- 1 lb Ground beef
- 1/2 cup Spinach (chopped)
- 1/4 cup Parsley (chopped)
- 1 large Egg
- 1 large Egg white
- 1 tsp Garlic powder
- 1 tsp Onion powder
- 1 tsp Paprika
- 1 tsp Italian seasoning
- 1 tsp Sea salt
- 1/2 tsp Crushed red pepper flakes
- 2 tbsp Coconut oil
- 1 14.5-oz can Crushed tomatoes
- 1 14.5-oz can Tomato sauce
- 1 6-oz can Tomato paste
- 1/4 Yellow onion (finely chopped)
- 2 tsp Italian seasoning
- 3 cloves Garlic (minced)
- Sea salt (to taste)
- Black pepper (to taste)
More TIPS about this paleo recipe in the post above!
In a large bowl, combine all the meatball ingredients, except coconut oil. Use your hands to mix well, until thoroughly combined. Do not overmix.
Roll into tablespoon-sized balls and arrange on a cutting board.
Place a large skillet over medium heat, add coconut oil, and melt.

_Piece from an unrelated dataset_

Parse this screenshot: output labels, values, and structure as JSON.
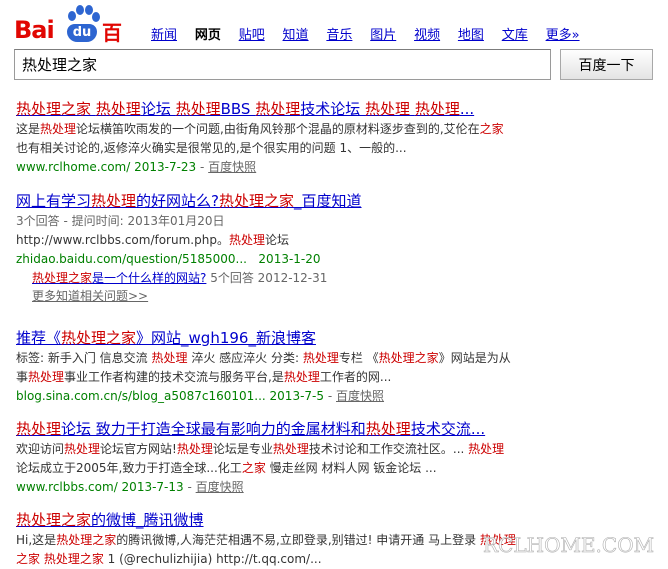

Add meatballs, and cook in batches, until golden-brown and cooked through, about 4 minutes per side. Remove from pan and set aside.
Add all the sauce ingredients to the same pan, stir to combine, and bring to a boil.
Reduce heat to medium-low and simmer for 7-8 minutes.
Add the meatballs back into the pan, cover with sauce, and cook for 5 minutes, or until heated through.
Serving size: 3 meatballs
Nutrition Information Per Serving
Where does nutrition info come from? Nutrition facts are provided as a courtesy, sourced from the USDA Food Database. Net carb count excludes both fiber and sugar alcohols (though the latter are rarely seen on this site), because these do not affect blood sugar in most people. We try to be accurate, but feel free to make your own calculations.